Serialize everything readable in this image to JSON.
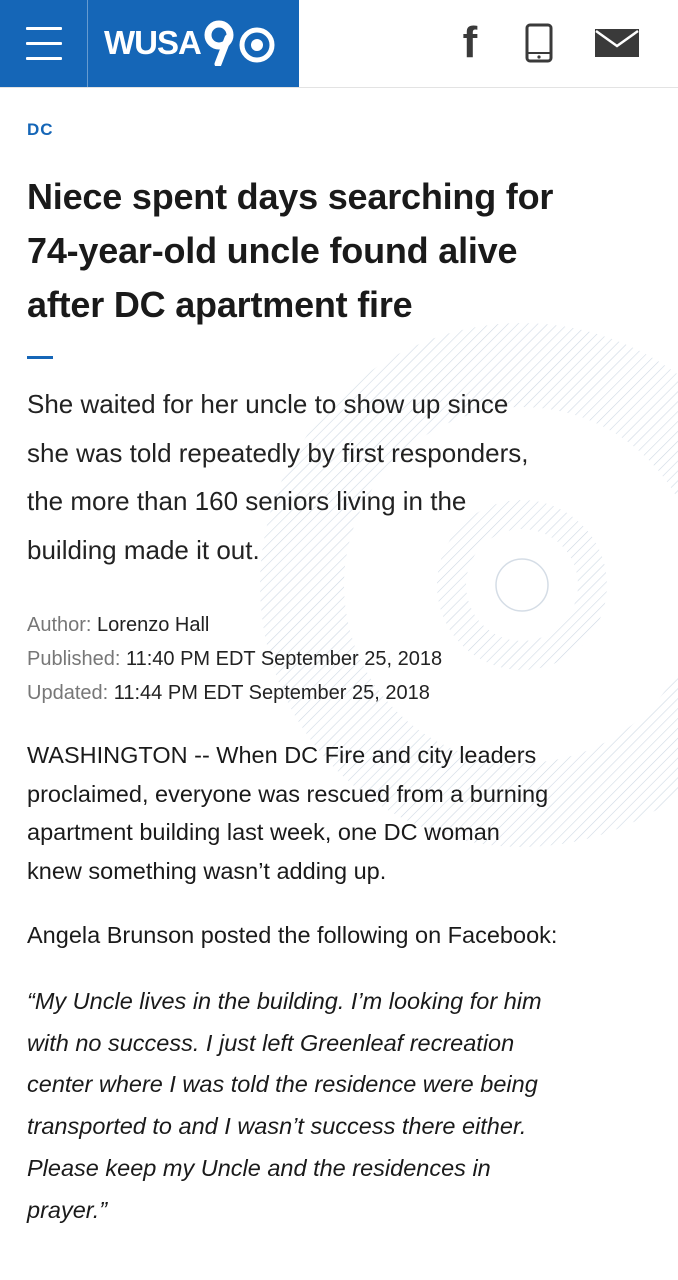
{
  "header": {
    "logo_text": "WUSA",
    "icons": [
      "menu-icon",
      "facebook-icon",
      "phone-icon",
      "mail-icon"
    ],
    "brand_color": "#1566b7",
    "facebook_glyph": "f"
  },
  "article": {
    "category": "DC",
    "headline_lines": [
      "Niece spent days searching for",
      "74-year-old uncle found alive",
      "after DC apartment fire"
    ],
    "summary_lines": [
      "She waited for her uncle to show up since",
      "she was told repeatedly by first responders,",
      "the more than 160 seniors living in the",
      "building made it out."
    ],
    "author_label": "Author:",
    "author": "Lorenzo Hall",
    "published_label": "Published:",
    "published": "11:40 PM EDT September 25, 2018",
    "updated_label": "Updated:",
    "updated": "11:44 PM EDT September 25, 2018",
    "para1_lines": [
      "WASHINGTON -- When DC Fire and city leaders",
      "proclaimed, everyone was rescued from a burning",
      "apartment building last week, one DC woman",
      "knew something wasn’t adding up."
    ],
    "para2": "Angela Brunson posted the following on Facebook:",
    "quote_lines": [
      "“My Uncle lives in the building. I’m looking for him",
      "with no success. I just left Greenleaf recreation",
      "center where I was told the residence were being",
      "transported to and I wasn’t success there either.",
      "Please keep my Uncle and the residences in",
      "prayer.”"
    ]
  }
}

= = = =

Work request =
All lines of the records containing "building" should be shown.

Written solution =
      "building made it out."
      "apartment building last week, one DC woman",
      "“My Uncle lives in the building. I’m looking for him",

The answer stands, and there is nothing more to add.